▶ _Your objective_: Go through the records and restate them word for word, omitting images.

*** Data records ***

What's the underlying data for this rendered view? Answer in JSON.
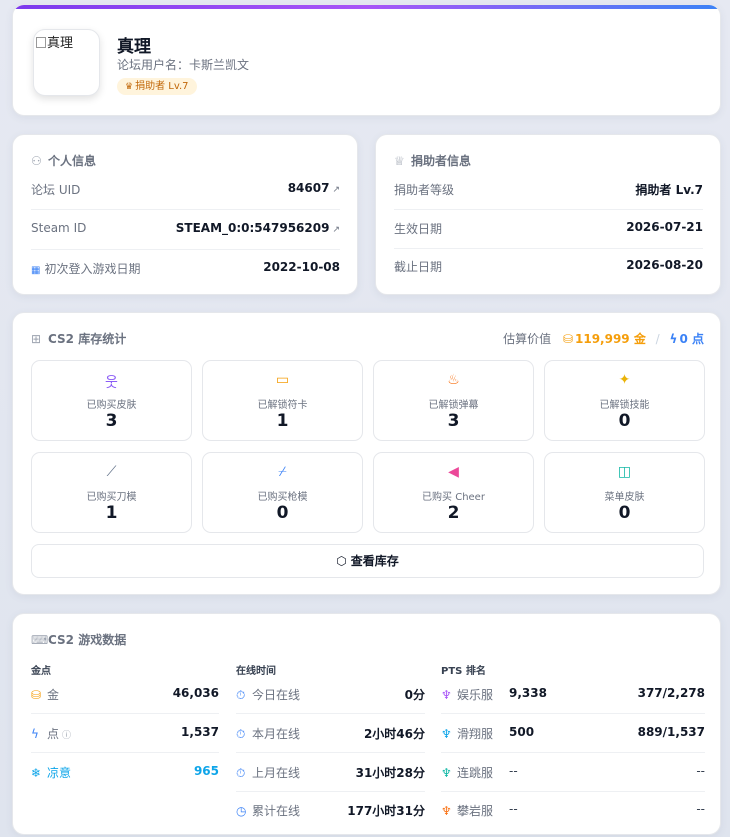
{
  "profile": {
    "avatar_alt": "真理",
    "name": "真理",
    "forum_username": "论坛用户名：卡斯兰凯文",
    "badge": "捐助者 Lv.7"
  },
  "personal": {
    "title": "个人信息",
    "rows": [
      {
        "label": "论坛 UID",
        "value": "84607"
      },
      {
        "label": "Steam ID",
        "value": "STEAM_0:0:547956209"
      },
      {
        "label": "初次登入游戏日期",
        "value": "2022-10-08"
      }
    ]
  },
  "donor": {
    "title": "捐助者信息",
    "rows": [
      {
        "label": "捐助者等级",
        "value": "捐助者 Lv.7"
      },
      {
        "label": "生效日期",
        "value": "2026-07-21"
      },
      {
        "label": "截止日期",
        "value": "2026-08-20"
      }
    ]
  },
  "inventory": {
    "title": "CS2 库存统计",
    "est_label": "估算价值",
    "gold_value": "119,999 金",
    "separator": "/",
    "points_value": "0 点",
    "tiles": [
      {
        "label": "已购买皮肤",
        "value": "3",
        "icon": "person-icon",
        "color": "#8b5cf6"
      },
      {
        "label": "已解锁符卡",
        "value": "1",
        "icon": "card-icon",
        "color": "#f59e0b"
      },
      {
        "label": "已解锁弹幕",
        "value": "3",
        "icon": "flame-icon",
        "color": "#f97316"
      },
      {
        "label": "已解锁技能",
        "value": "0",
        "icon": "sparkle-icon",
        "color": "#eab308"
      },
      {
        "label": "已购买刀模",
        "value": "1",
        "icon": "knife-icon",
        "color": "#64748b"
      },
      {
        "label": "已购买枪模",
        "value": "0",
        "icon": "gun-icon",
        "color": "#3b82f6"
      },
      {
        "label": "已购买 Cheer",
        "value": "2",
        "icon": "megaphone-icon",
        "color": "#ec4899"
      },
      {
        "label": "菜单皮肤",
        "value": "0",
        "icon": "panel-icon",
        "color": "#14b8a6"
      }
    ],
    "button": "查看库存"
  },
  "game": {
    "title": "CS2 游戏数据",
    "gold": {
      "header": "金点",
      "rows": [
        {
          "label": "金",
          "value": "46,036"
        },
        {
          "label": "点",
          "value": "1,537"
        },
        {
          "label": "凉意",
          "value": "965"
        }
      ]
    },
    "online": {
      "header": "在线时间",
      "rows": [
        {
          "label": "今日在线",
          "value": "0分"
        },
        {
          "label": "本月在线",
          "value": "2小时46分"
        },
        {
          "label": "上月在线",
          "value": "31小时28分"
        },
        {
          "label": "累计在线",
          "value": "177小时31分"
        }
      ]
    },
    "pts": {
      "header": "PTS 排名",
      "rows": [
        {
          "label": "娱乐服",
          "score": "9,338",
          "rank": "377/2,278"
        },
        {
          "label": "滑翔服",
          "score": "500",
          "rank": "889/1,537"
        },
        {
          "label": "连跳服",
          "score": "--",
          "rank": "--"
        },
        {
          "label": "攀岩服",
          "score": "--",
          "rank": "--"
        }
      ]
    }
  },
  "colors": {
    "accent": "#7c3aed",
    "gold": "#f59e0b",
    "points": "#3b82f6",
    "cool": "#0ea5e9"
  }
}
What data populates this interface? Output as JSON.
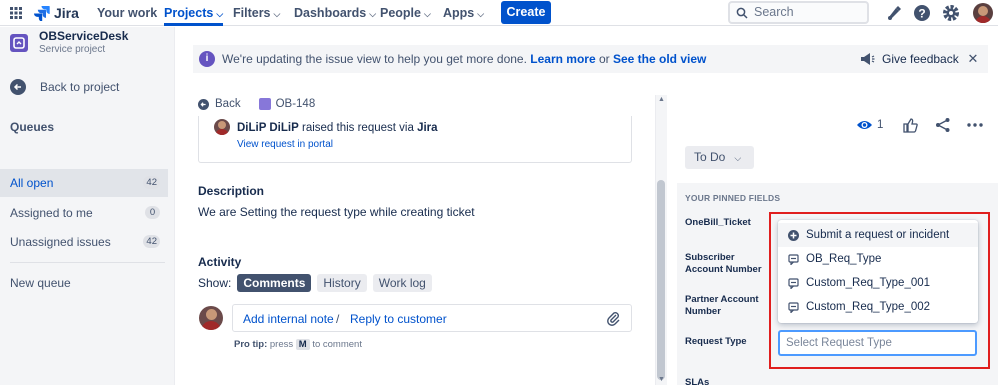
{
  "topnav": {
    "logo": "Jira",
    "items": [
      {
        "label": "Your work"
      },
      {
        "label": "Projects"
      },
      {
        "label": "Filters"
      },
      {
        "label": "Dashboards"
      },
      {
        "label": "People"
      },
      {
        "label": "Apps"
      }
    ],
    "create": "Create",
    "search_placeholder": "Search"
  },
  "sidebar": {
    "project_name": "OBServiceDesk",
    "project_type": "Service project",
    "back": "Back to project",
    "queues_heading": "Queues",
    "queues": [
      {
        "label": "All open",
        "count": "42"
      },
      {
        "label": "Assigned to me",
        "count": "0"
      },
      {
        "label": "Unassigned issues",
        "count": "42"
      }
    ],
    "new_queue": "New queue"
  },
  "banner": {
    "message": "We're updating the issue view to help you get more done.",
    "learn_more": "Learn more",
    "or": "or",
    "old_view": "See the old view",
    "feedback": "Give feedback"
  },
  "issue": {
    "back": "Back",
    "key": "OB-148",
    "reporter": "DiLiP DiLiP",
    "raised_text": "raised this request via",
    "channel": "Jira",
    "view_portal": "View request in portal",
    "description_heading": "Description",
    "description": "We are Setting the request type while creating ticket",
    "activity_heading": "Activity",
    "show_label": "Show:",
    "tabs": [
      {
        "label": "Comments"
      },
      {
        "label": "History"
      },
      {
        "label": "Work log"
      }
    ],
    "add_internal": "Add internal note",
    "slash": "/",
    "reply": "Reply to customer",
    "protip_prefix": "Pro tip:",
    "protip_press": "press",
    "protip_key": "M",
    "protip_suffix": "to comment"
  },
  "right": {
    "watchers": "1",
    "status": "To Do",
    "pinned_heading": "YOUR PINNED FIELDS",
    "fields": {
      "onebill": "OneBill_Ticket",
      "subscriber": "Subscriber Account Number",
      "partner": "Partner Account Number",
      "request_type": "Request Type",
      "slas": "SLAs"
    },
    "dropdown_options": [
      {
        "label": "Submit a request or incident"
      },
      {
        "label": "OB_Req_Type"
      },
      {
        "label": "Custom_Req_Type_001"
      },
      {
        "label": "Custom_Req_Type_002"
      }
    ],
    "request_type_placeholder": "Select Request Type"
  },
  "colors": {
    "brand": "#0052cc",
    "highlight": "#e01e1e",
    "focus": "#4c9aff"
  }
}
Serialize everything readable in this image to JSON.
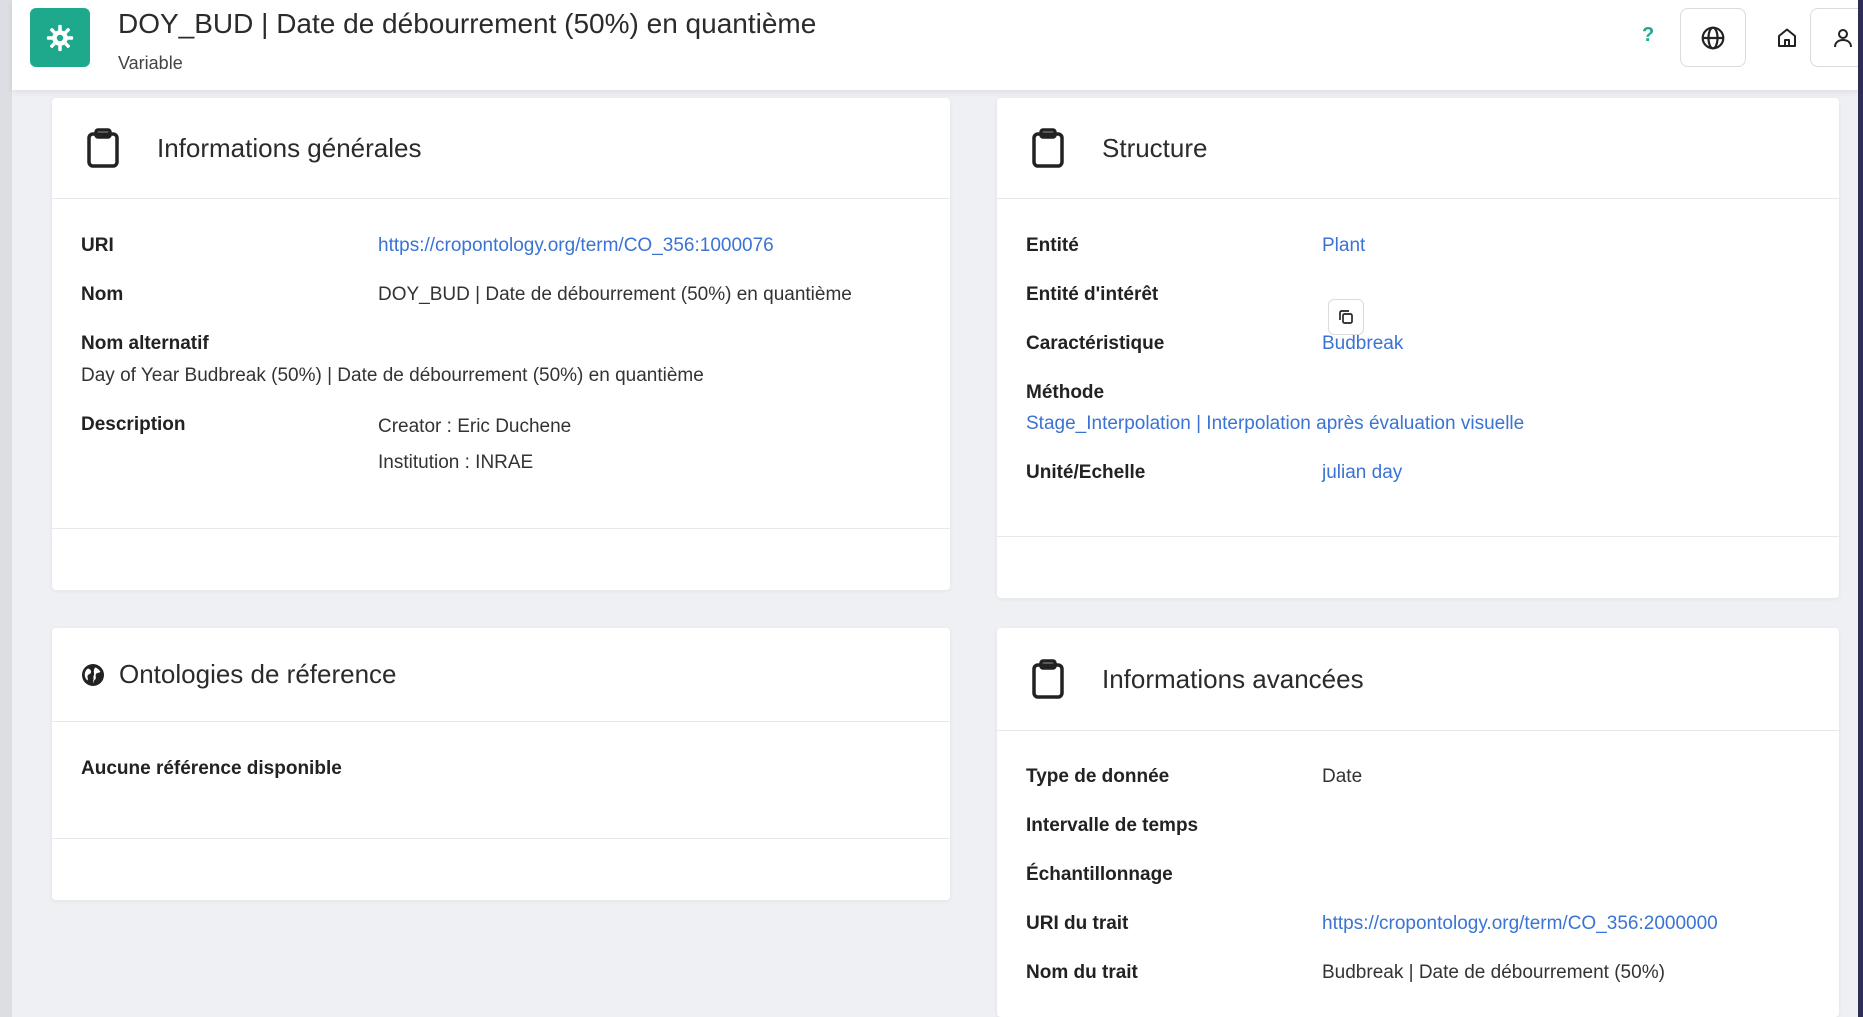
{
  "header": {
    "title": "DOY_BUD | Date de débourrement (50%) en quantième",
    "subtitle": "Variable",
    "help_label": "?",
    "accent_color": "#1ea98d",
    "icons": [
      "gear-icon",
      "globe-icon",
      "home-icon",
      "user-icon"
    ]
  },
  "general_info": {
    "title": "Informations générales",
    "uri_label": "URI",
    "uri_value": "https://cropontology.org/term/CO_356:1000076",
    "name_label": "Nom",
    "name_value": "DOY_BUD | Date de débourrement (50%) en quantième",
    "alt_name_label": "Nom alternatif",
    "alt_name_value": "Day of Year Budbreak (50%) | Date de débourrement (50%) en quantième",
    "description_label": "Description",
    "description_lines": [
      "Creator : Eric Duchene",
      "Institution : INRAE"
    ]
  },
  "structure": {
    "title": "Structure",
    "entity_label": "Entité",
    "entity_value": "Plant",
    "entity_interest_label": "Entité d'intérêt",
    "characteristic_label": "Caractéristique",
    "characteristic_value": "Budbreak",
    "method_label": "Méthode",
    "method_value": "Stage_Interpolation | Interpolation après évaluation visuelle",
    "unit_label": "Unité/Echelle",
    "unit_value": "julian day"
  },
  "ontologies": {
    "title": "Ontologies de réference",
    "empty_message": "Aucune référence disponible"
  },
  "advanced_info": {
    "title": "Informations avancées",
    "data_type_label": "Type de donnée",
    "data_type_value": "Date",
    "time_interval_label": "Intervalle de temps",
    "sampling_label": "Échantillonnage",
    "trait_uri_label": "URI du trait",
    "trait_uri_value": "https://cropontology.org/term/CO_356:2000000",
    "trait_name_label": "Nom du trait",
    "trait_name_value": "Budbreak | Date de débourrement (50%)"
  }
}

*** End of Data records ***

▶ _Answer box_:
What's the underlying data for this rendered view? Answer in JSON.
{
  "profile": {
    "avatar_alt": "真理",
    "name": "真理",
    "forum_username": "论坛用户名：卡斯兰凯文",
    "badge": "捐助者 Lv.7"
  },
  "personal": {
    "title": "个人信息",
    "rows": [
      {
        "label": "论坛 UID",
        "value": "84607"
      },
      {
        "label": "Steam ID",
        "value": "STEAM_0:0:547956209"
      },
      {
        "label": "初次登入游戏日期",
        "value": "2022-10-08"
      }
    ]
  },
  "donor": {
    "title": "捐助者信息",
    "rows": [
      {
        "label": "捐助者等级",
        "value": "捐助者 Lv.7"
      },
      {
        "label": "生效日期",
        "value": "2026-07-21"
      },
      {
        "label": "截止日期",
        "value": "2026-08-20"
      }
    ]
  },
  "inventory": {
    "title": "CS2 库存统计",
    "est_label": "估算价值",
    "gold_value": "119,999 金",
    "separator": "/",
    "points_value": "0 点",
    "tiles": [
      {
        "label": "已购买皮肤",
        "value": "3",
        "icon": "person-icon",
        "color": "#8b5cf6"
      },
      {
        "label": "已解锁符卡",
        "value": "1",
        "icon": "card-icon",
        "color": "#f59e0b"
      },
      {
        "label": "已解锁弹幕",
        "value": "3",
        "icon": "flame-icon",
        "color": "#f97316"
      },
      {
        "label": "已解锁技能",
        "value": "0",
        "icon": "sparkle-icon",
        "color": "#eab308"
      },
      {
        "label": "已购买刀模",
        "value": "1",
        "icon": "knife-icon",
        "color": "#64748b"
      },
      {
        "label": "已购买枪模",
        "value": "0",
        "icon": "gun-icon",
        "color": "#3b82f6"
      },
      {
        "label": "已购买 Cheer",
        "value": "2",
        "icon": "megaphone-icon",
        "color": "#ec4899"
      },
      {
        "label": "菜单皮肤",
        "value": "0",
        "icon": "panel-icon",
        "color": "#14b8a6"
      }
    ],
    "button": "查看库存"
  },
  "game": {
    "title": "CS2 游戏数据",
    "gold": {
      "header": "金点",
      "rows": [
        {
          "label": "金",
          "value": "46,036"
        },
        {
          "label": "点",
          "value": "1,537"
        },
        {
          "label": "凉意",
          "value": "965"
        }
      ]
    },
    "online": {
      "header": "在线时间",
      "rows": [
        {
          "label": "今日在线",
          "value": "0分"
        },
        {
          "label": "本月在线",
          "value": "2小时46分"
        },
        {
          "label": "上月在线",
          "value": "31小时28分"
        },
        {
          "label": "累计在线",
          "value": "177小时31分"
        }
      ]
    },
    "pts": {
      "header": "PTS 排名",
      "rows": [
        {
          "label": "娱乐服",
          "score": "9,338",
          "rank": "377/2,278"
        },
        {
          "label": "滑翔服",
          "score": "500",
          "rank": "889/1,537"
        },
        {
          "label": "连跳服",
          "score": "--",
          "rank": "--"
        },
        {
          "label": "攀岩服",
          "score": "--",
          "rank": "--"
        }
      ]
    }
  },
  "colors": {
    "accent": "#7c3aed",
    "gold": "#f59e0b",
    "points": "#3b82f6",
    "cool": "#0ea5e9"
  }
}
What data populates this interface? Output as JSON.
{
  "topnav": {
    "logo": "Jira",
    "items": [
      {
        "label": "Your work"
      },
      {
        "label": "Projects"
      },
      {
        "label": "Filters"
      },
      {
        "label": "Dashboards"
      },
      {
        "label": "People"
      },
      {
        "label": "Apps"
      }
    ],
    "create": "Create",
    "search_placeholder": "Search"
  },
  "sidebar": {
    "project_name": "OBServiceDesk",
    "project_type": "Service project",
    "back": "Back to project",
    "queues_heading": "Queues",
    "queues": [
      {
        "label": "All open",
        "count": "42"
      },
      {
        "label": "Assigned to me",
        "count": "0"
      },
      {
        "label": "Unassigned issues",
        "count": "42"
      }
    ],
    "new_queue": "New queue"
  },
  "banner": {
    "message": "We're updating the issue view to help you get more done.",
    "learn_more": "Learn more",
    "or": "or",
    "old_view": "See the old view",
    "feedback": "Give feedback"
  },
  "issue": {
    "back": "Back",
    "key": "OB-148",
    "reporter": "DiLiP DiLiP",
    "raised_text": "raised this request via",
    "channel": "Jira",
    "view_portal": "View request in portal",
    "description_heading": "Description",
    "description": "We are Setting the request type while creating ticket",
    "activity_heading": "Activity",
    "show_label": "Show:",
    "tabs": [
      {
        "label": "Comments"
      },
      {
        "label": "History"
      },
      {
        "label": "Work log"
      }
    ],
    "add_internal": "Add internal note",
    "slash": "/",
    "reply": "Reply to customer",
    "protip_prefix": "Pro tip:",
    "protip_press": "press",
    "protip_key": "M",
    "protip_suffix": "to comment"
  },
  "right": {
    "watchers": "1",
    "status": "To Do",
    "pinned_heading": "YOUR PINNED FIELDS",
    "fields": {
      "onebill": "OneBill_Ticket",
      "subscriber": "Subscriber Account Number",
      "partner": "Partner Account Number",
      "request_type": "Request Type",
      "slas": "SLAs"
    },
    "dropdown_options": [
      {
        "label": "Submit a request or incident"
      },
      {
        "label": "OB_Req_Type"
      },
      {
        "label": "Custom_Req_Type_001"
      },
      {
        "label": "Custom_Req_Type_002"
      }
    ],
    "request_type_placeholder": "Select Request Type"
  },
  "colors": {
    "brand": "#0052cc",
    "highlight": "#e01e1e",
    "focus": "#4c9aff"
  }
}
Serialize everything readable in this image to JSON.
{
  "header": {
    "title": "DOY_BUD | Date de débourrement (50%) en quantième",
    "subtitle": "Variable",
    "help_label": "?",
    "accent_color": "#1ea98d",
    "icons": [
      "gear-icon",
      "globe-icon",
      "home-icon",
      "user-icon"
    ]
  },
  "general_info": {
    "title": "Informations générales",
    "uri_label": "URI",
    "uri_value": "https://cropontology.org/term/CO_356:1000076",
    "name_label": "Nom",
    "name_value": "DOY_BUD | Date de débourrement (50%) en quantième",
    "alt_name_label": "Nom alternatif",
    "alt_name_value": "Day of Year Budbreak (50%) | Date de débourrement (50%) en quantième",
    "description_label": "Description",
    "description_lines": [
      "Creator : Eric Duchene",
      "Institution : INRAE"
    ]
  },
  "structure": {
    "title": "Structure",
    "entity_label": "Entité",
    "entity_value": "Plant",
    "entity_interest_label": "Entité d'intérêt",
    "characteristic_label": "Caractéristique",
    "characteristic_value": "Budbreak",
    "method_label": "Méthode",
    "method_value": "Stage_Interpolation | Interpolation après évaluation visuelle",
    "unit_label": "Unité/Echelle",
    "unit_value": "julian day"
  },
  "ontologies": {
    "title": "Ontologies de réference",
    "empty_message": "Aucune référence disponible"
  },
  "advanced_info": {
    "title": "Informations avancées",
    "data_type_label": "Type de donnée",
    "data_type_value": "Date",
    "time_interval_label": "Intervalle de temps",
    "sampling_label": "Échantillonnage",
    "trait_uri_label": "URI du trait",
    "trait_uri_value": "https://cropontology.org/term/CO_356:2000000",
    "trait_name_label": "Nom du trait",
    "trait_name_value": "Budbreak | Date de débourrement (50%)"
  }
}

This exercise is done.